Visit MyFWC.com/Duck for more information about waterfowl hunting and management.
Florida is home to resident and migratory populations of mourning and white-winged doves. Good dove hunting opportunities can be found near agricultural lands where birds feed on crops and seed. Doves concentrate on areas where they can find an easy meal, primarily because they have weak feet and cannot scratch through heavy vegetation for seed. They prefer bare ground, or soil that has been disked (turned over) or burned. That way they can land and readily pick up seed. They also seek out sources of water and grit. Successful dove hunts often occur on areas that provide many of these features. There are public hunting opportunities on several FWC-managed dove fields throughout the state.
You may hunt doves over an agricultural field, as long as the crop has been planted as part of regular agricultural practices. However, it’s against the law to scatter agricultural products over an area for the purpose of baiting. For more information, see “Dove Hunting and Baiting in Florida.”
The only firearm you’re allowed to hunt doves with is a shotgun, and it must be plugged to a three-shell capacity (magazine and chamber combined), but you can’t use one larger than a 10-gauge. Most hunters prefer to use a 12-gauge, although smaller-framed hunters or those that seek more of a challenge may opt for a smaller gauge. Shot sizes normally range from 7½ to No. 9s.
Visit MyFWC.com/Dove for more information about dove hunting.

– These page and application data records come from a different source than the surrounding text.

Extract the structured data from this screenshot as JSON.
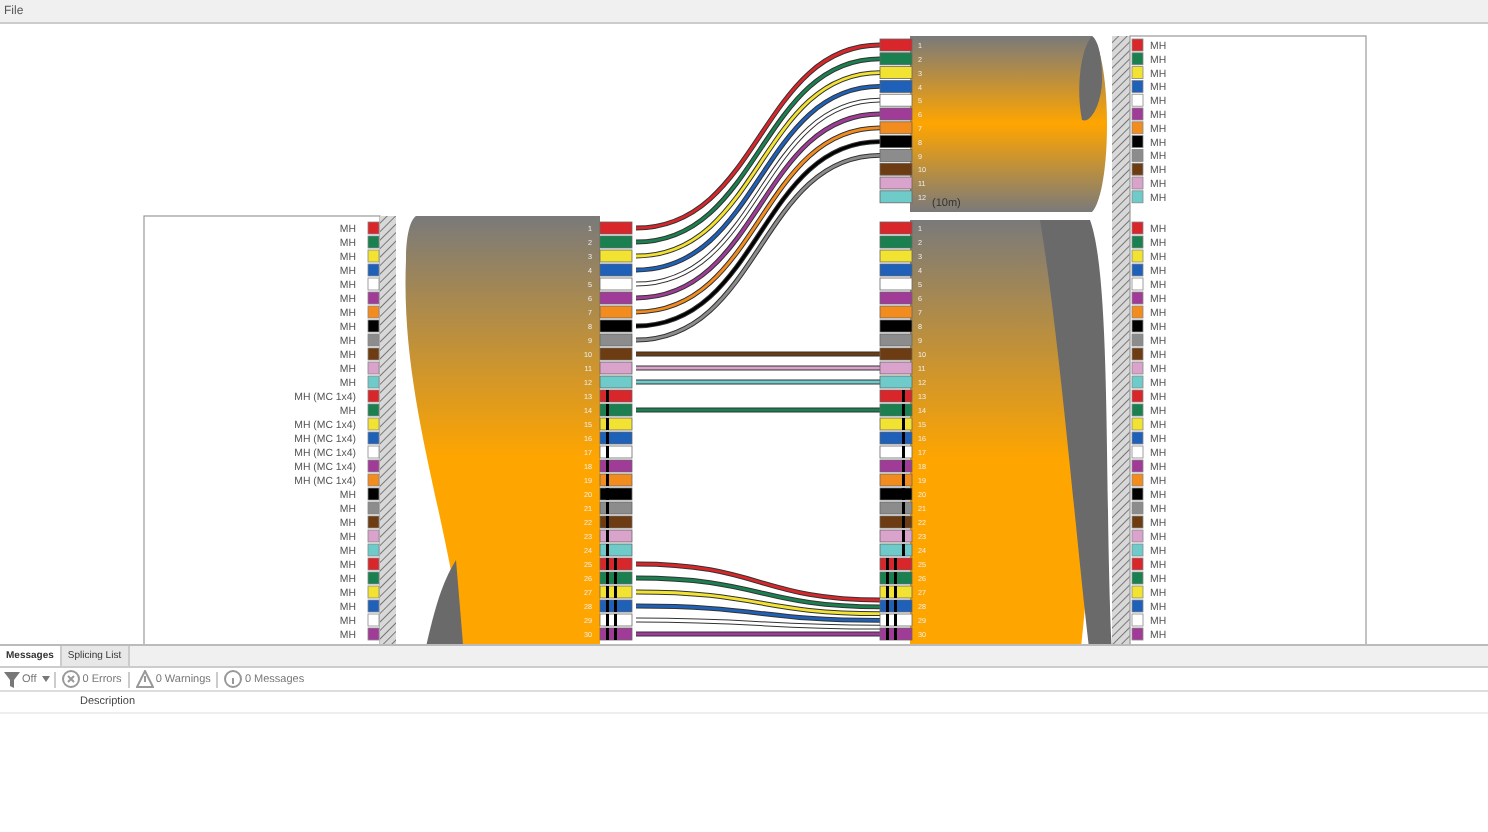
{
  "menu": [
    "File"
  ],
  "left_panel": {
    "rows": [
      {
        "label": "MH",
        "color": "#d8262a"
      },
      {
        "label": "MH",
        "color": "#1a8050"
      },
      {
        "label": "MH",
        "color": "#f2e232"
      },
      {
        "label": "MH",
        "color": "#1f60b8"
      },
      {
        "label": "MH",
        "color": "#ffffff"
      },
      {
        "label": "MH",
        "color": "#a03c98"
      },
      {
        "label": "MH",
        "color": "#f28c1e"
      },
      {
        "label": "MH",
        "color": "#000000"
      },
      {
        "label": "MH",
        "color": "#8c8c8c"
      },
      {
        "label": "MH",
        "color": "#6e3c12"
      },
      {
        "label": "MH",
        "color": "#d9a3cb"
      },
      {
        "label": "MH",
        "color": "#6fcaca"
      },
      {
        "label": "MH (MC 1x4)",
        "color": "#d8262a"
      },
      {
        "label": "MH",
        "color": "#1a8050"
      },
      {
        "label": "MH (MC 1x4)",
        "color": "#f2e232"
      },
      {
        "label": "MH (MC 1x4)",
        "color": "#1f60b8"
      },
      {
        "label": "MH (MC 1x4)",
        "color": "#ffffff"
      },
      {
        "label": "MH (MC 1x4)",
        "color": "#a03c98"
      },
      {
        "label": "MH (MC 1x4)",
        "color": "#f28c1e"
      },
      {
        "label": "MH",
        "color": "#000000"
      },
      {
        "label": "MH",
        "color": "#8c8c8c"
      },
      {
        "label": "MH",
        "color": "#6e3c12"
      },
      {
        "label": "MH",
        "color": "#d9a3cb"
      },
      {
        "label": "MH",
        "color": "#6fcaca"
      },
      {
        "label": "MH",
        "color": "#d8262a"
      },
      {
        "label": "MH",
        "color": "#1a8050"
      },
      {
        "label": "MH",
        "color": "#f2e232"
      },
      {
        "label": "MH",
        "color": "#1f60b8"
      },
      {
        "label": "MH",
        "color": "#ffffff"
      },
      {
        "label": "MH",
        "color": "#a03c98"
      }
    ]
  },
  "left_cable": {
    "tubes": [
      {
        "kind": "plain",
        "fibers": [
          {
            "number": "1",
            "color": "#d8262a",
            "kind": "arched"
          },
          {
            "number": "2",
            "color": "#1a8050",
            "kind": "arched"
          },
          {
            "number": "3",
            "color": "#f2e232",
            "kind": "arched"
          },
          {
            "number": "4",
            "color": "#1f60b8",
            "kind": "arched"
          },
          {
            "number": "5",
            "color": "#ffffff",
            "kind": "arched"
          },
          {
            "number": "6",
            "color": "#a03c98",
            "kind": "arched"
          },
          {
            "number": "7",
            "color": "#f28c1e",
            "kind": "arched"
          },
          {
            "number": "8",
            "color": "#000000",
            "kind": "arched"
          },
          {
            "number": "9",
            "color": "#8c8c8c",
            "kind": "arched"
          },
          {
            "number": "10",
            "color": "#6e3c12",
            "kind": "straight"
          },
          {
            "number": "11",
            "color": "#d9a3cb",
            "kind": "straight"
          },
          {
            "number": "12",
            "color": "#6fcaca",
            "kind": "straight"
          }
        ]
      },
      {
        "kind": "ringed",
        "fibers": [
          {
            "number": "13",
            "color": "#d8262a",
            "kind": "open"
          },
          {
            "number": "14",
            "color": "#1a8050",
            "kind": "straight"
          },
          {
            "number": "15",
            "color": "#f2e232",
            "kind": "open"
          },
          {
            "number": "16",
            "color": "#1f60b8",
            "kind": "open"
          },
          {
            "number": "17",
            "color": "#ffffff",
            "kind": "open"
          },
          {
            "number": "18",
            "color": "#a03c98",
            "kind": "open"
          },
          {
            "number": "19",
            "color": "#f28c1e",
            "kind": "open"
          },
          {
            "number": "20",
            "color": "#000000",
            "kind": "open"
          },
          {
            "number": "21",
            "color": "#8c8c8c",
            "kind": "open"
          },
          {
            "number": "22",
            "color": "#6e3c12",
            "kind": "open"
          },
          {
            "number": "23",
            "color": "#d9a3cb",
            "kind": "open"
          },
          {
            "number": "24",
            "color": "#6fcaca",
            "kind": "open"
          }
        ]
      },
      {
        "kind": "double",
        "fibers": [
          {
            "number": "25",
            "color": "#d8262a",
            "kind": "dropped"
          },
          {
            "number": "26",
            "color": "#1a8050",
            "kind": "dropped"
          },
          {
            "number": "27",
            "color": "#f2e232",
            "kind": "dropped"
          },
          {
            "number": "28",
            "color": "#1f60b8",
            "kind": "dropped"
          },
          {
            "number": "29",
            "color": "#ffffff",
            "kind": "dropped"
          },
          {
            "number": "30",
            "color": "#a03c98",
            "kind": "dropped"
          }
        ]
      }
    ]
  },
  "top_cable": {
    "length": "(10m)",
    "fibers": [
      {
        "number": "1",
        "color": "#d8262a"
      },
      {
        "number": "2",
        "color": "#1a8050"
      },
      {
        "number": "3",
        "color": "#f2e232"
      },
      {
        "number": "4",
        "color": "#1f60b8"
      },
      {
        "number": "5",
        "color": "#ffffff"
      },
      {
        "number": "6",
        "color": "#a03c98"
      },
      {
        "number": "7",
        "color": "#f28c1e"
      },
      {
        "number": "8",
        "color": "#000000"
      },
      {
        "number": "9",
        "color": "#8c8c8c"
      },
      {
        "number": "10",
        "color": "#6e3c12"
      },
      {
        "number": "11",
        "color": "#d9a3cb"
      },
      {
        "number": "12",
        "color": "#6fcaca"
      }
    ]
  },
  "bottom_cable": {
    "tubes": [
      {
        "kind": "plain",
        "fibers": [
          {
            "number": "1",
            "color": "#d8262a"
          },
          {
            "number": "2",
            "color": "#1a8050"
          },
          {
            "number": "3",
            "color": "#f2e232"
          },
          {
            "number": "4",
            "color": "#1f60b8"
          },
          {
            "number": "5",
            "color": "#ffffff"
          },
          {
            "number": "6",
            "color": "#a03c98"
          },
          {
            "number": "7",
            "color": "#f28c1e"
          },
          {
            "number": "8",
            "color": "#000000"
          },
          {
            "number": "9",
            "color": "#8c8c8c"
          },
          {
            "number": "10",
            "color": "#6e3c12"
          },
          {
            "number": "11",
            "color": "#d9a3cb"
          },
          {
            "number": "12",
            "color": "#6fcaca"
          }
        ]
      },
      {
        "kind": "ringed",
        "fibers": [
          {
            "number": "13",
            "color": "#d8262a"
          },
          {
            "number": "14",
            "color": "#1a8050"
          },
          {
            "number": "15",
            "color": "#f2e232"
          },
          {
            "number": "16",
            "color": "#1f60b8"
          },
          {
            "number": "17",
            "color": "#ffffff"
          },
          {
            "number": "18",
            "color": "#a03c98"
          },
          {
            "number": "19",
            "color": "#f28c1e"
          },
          {
            "number": "20",
            "color": "#000000"
          },
          {
            "number": "21",
            "color": "#8c8c8c"
          },
          {
            "number": "22",
            "color": "#6e3c12"
          },
          {
            "number": "23",
            "color": "#d9a3cb"
          },
          {
            "number": "24",
            "color": "#6fcaca"
          }
        ]
      },
      {
        "kind": "double",
        "fibers": [
          {
            "number": "25",
            "color": "#d8262a"
          },
          {
            "number": "26",
            "color": "#1a8050"
          },
          {
            "number": "27",
            "color": "#f2e232"
          },
          {
            "number": "28",
            "color": "#1f60b8"
          },
          {
            "number": "29",
            "color": "#ffffff"
          },
          {
            "number": "30",
            "color": "#a03c98"
          }
        ]
      }
    ]
  },
  "right_panel": {
    "top_rows": [
      {
        "label": "MH",
        "color": "#d8262a"
      },
      {
        "label": "MH",
        "color": "#1a8050"
      },
      {
        "label": "MH",
        "color": "#f2e232"
      },
      {
        "label": "MH",
        "color": "#1f60b8"
      },
      {
        "label": "MH",
        "color": "#ffffff"
      },
      {
        "label": "MH",
        "color": "#a03c98"
      },
      {
        "label": "MH",
        "color": "#f28c1e"
      },
      {
        "label": "MH",
        "color": "#000000"
      },
      {
        "label": "MH",
        "color": "#8c8c8c"
      },
      {
        "label": "MH",
        "color": "#6e3c12"
      },
      {
        "label": "MH",
        "color": "#d9a3cb"
      },
      {
        "label": "MH",
        "color": "#6fcaca"
      }
    ],
    "bottom_rows": [
      {
        "label": "MH",
        "color": "#d8262a"
      },
      {
        "label": "MH",
        "color": "#1a8050"
      },
      {
        "label": "MH",
        "color": "#f2e232"
      },
      {
        "label": "MH",
        "color": "#1f60b8"
      },
      {
        "label": "MH",
        "color": "#ffffff"
      },
      {
        "label": "MH",
        "color": "#a03c98"
      },
      {
        "label": "MH",
        "color": "#f28c1e"
      },
      {
        "label": "MH",
        "color": "#000000"
      },
      {
        "label": "MH",
        "color": "#8c8c8c"
      },
      {
        "label": "MH",
        "color": "#6e3c12"
      },
      {
        "label": "MH",
        "color": "#d9a3cb"
      },
      {
        "label": "MH",
        "color": "#6fcaca"
      },
      {
        "label": "MH",
        "color": "#d8262a"
      },
      {
        "label": "MH",
        "color": "#1a8050"
      },
      {
        "label": "MH",
        "color": "#f2e232"
      },
      {
        "label": "MH",
        "color": "#1f60b8"
      },
      {
        "label": "MH",
        "color": "#ffffff"
      },
      {
        "label": "MH",
        "color": "#a03c98"
      },
      {
        "label": "MH",
        "color": "#f28c1e"
      },
      {
        "label": "MH",
        "color": "#000000"
      },
      {
        "label": "MH",
        "color": "#8c8c8c"
      },
      {
        "label": "MH",
        "color": "#6e3c12"
      },
      {
        "label": "MH",
        "color": "#d9a3cb"
      },
      {
        "label": "MH",
        "color": "#6fcaca"
      },
      {
        "label": "MH",
        "color": "#d8262a"
      },
      {
        "label": "MH",
        "color": "#1a8050"
      },
      {
        "label": "MH",
        "color": "#f2e232"
      },
      {
        "label": "MH",
        "color": "#1f60b8"
      },
      {
        "label": "MH",
        "color": "#ffffff"
      },
      {
        "label": "MH",
        "color": "#a03c98"
      }
    ]
  },
  "bottom_pane": {
    "tabs": [
      {
        "label": "Messages",
        "selected": true
      },
      {
        "label": "Splicing List",
        "selected": false
      }
    ],
    "filter": "Off",
    "counts": [
      "0 Errors",
      "0 Warnings",
      "0 Messages"
    ],
    "columns": [
      "Description"
    ]
  }
}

Bobwhite quail prefer a patchwork of frequently burned upland pine forests with trees spaced far apart. Other habitats include brushy fence rows and fallow (weedy) agricultural fields.
Shotguns using small shot sizes ranging from 7 ½ to No. 9s are typically used for quail hunting. A good bird dog is essential in quail hunting and, for many hunters, watching the dog work and seeing its enjoyment is the most rewarding part. Quail hunting is a great way to hunt with family or friends in a social setting.
Learn more about quail hunting and management.